In The Shade By 4 PM
A mid November day with temperatures in the 60's is an unexpected treat. We were able to work with our hands in the dirt without the aching fingers that follow contact with cold soil so common at this time of year. It is only mid afternoon but the length of the shadows show that sun is soon to set. Temperatures will drop like a rock and darkness will quickly cloak everything.
Chrysanthemums near the wall have been cut back. Next year's growth is already well underway. Cut stems are piled nearby. They will used as loose mulch once the frost has entered the ground. Next Spring we should dig up this clump and replant perhaps just three prime plants. This section of garden is intended to be orderly and we must work to keep all of the plants within their small space.
Foxgloves, growing wildly in the distance, are all plants from seed this year. We have never had large plants like these and all of them need to be dug come Spring. We wanted them to grow only right next to the stone wall. How can we leave tall plants at the front edge of the bed?
Gray green foliage and magenta colored flowers make Rose Campion a winner anywhere. It freely reseeds and there are always more of these than needed. We will wait until Winter's end to decide which of these stays.
Most of the recently cleared ground in the photo was completely covered by Oenothera siskiyou. Its pale pink flowers nestled above dark green serrated leaves made a striking appearance. Planted in the harsh dry soil in front of the house, this plant barely clings to life. In the deeply rich and moist soil near the road, this plant became wildly invasive. We intend to keep it but it cannot grow in the cramped bed by the stone wall. It will be interesting to see the degree to which we were able to remove this plant from here.
Creeping lemon thyme is one of the plants that is behaving as expected. We wanted it to edge the planting bed and grow over the row of stones. Despite the richness of the soil here, this plant has stayed in bounds. The late winter flood did no damage to this still frozen plant. Neighbors have grown over other thymes and we work to trim them back since this is the desired plant.

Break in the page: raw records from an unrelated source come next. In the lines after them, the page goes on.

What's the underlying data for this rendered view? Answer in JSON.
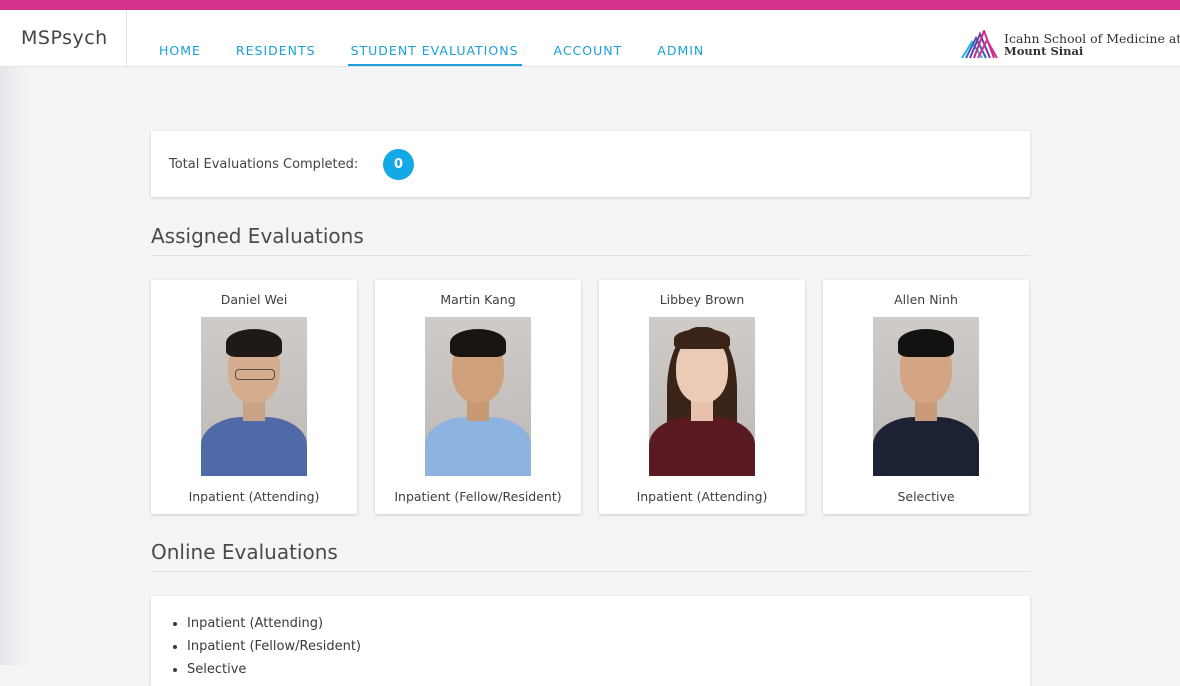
{
  "app": {
    "brand": "MSPsych"
  },
  "nav": {
    "items": [
      {
        "label": "HOME"
      },
      {
        "label": "RESIDENTS"
      },
      {
        "label": "STUDENT EVALUATIONS"
      },
      {
        "label": "ACCOUNT"
      },
      {
        "label": "ADMIN"
      }
    ],
    "active": "STUDENT EVALUATIONS"
  },
  "logo": {
    "line1": "Icahn School of Medicine at",
    "line2": "Mount Sinai"
  },
  "summary": {
    "label": "Total Evaluations Completed:",
    "count": "0"
  },
  "assigned": {
    "title": "Assigned Evaluations",
    "cards": [
      {
        "name": "Daniel Wei",
        "type": "Inpatient (Attending)"
      },
      {
        "name": "Martin Kang",
        "type": "Inpatient (Fellow/Resident)"
      },
      {
        "name": "Libbey Brown",
        "type": "Inpatient (Attending)"
      },
      {
        "name": "Allen Ninh",
        "type": "Selective"
      }
    ]
  },
  "online": {
    "title": "Online Evaluations",
    "items": [
      "Inpatient (Attending)",
      "Inpatient (Fellow/Resident)",
      "Selective"
    ]
  },
  "colors": {
    "accent_bar": "#d6318f",
    "link": "#1a9fd9",
    "badge": "#13a8e6"
  }
}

Planting next to a former pasture comes with guaranteed problems. Coarse grasses will try to take back their ground with a persistence that is frightening. We fully expect that our chosen plants will be displaced by the natives shortly after we stop working here. Our line of defense is a trench filled with bark mulch. The picture clearly shows that the weeds grow freely in the mulch. What is not shown is the relative ease in removing entire plants including an intact root system. We worked this strip in the Spring and have done nothing here since then. If the weather holds, a line will be stretched defining the edge tomorrow and this area will become neatly weed free.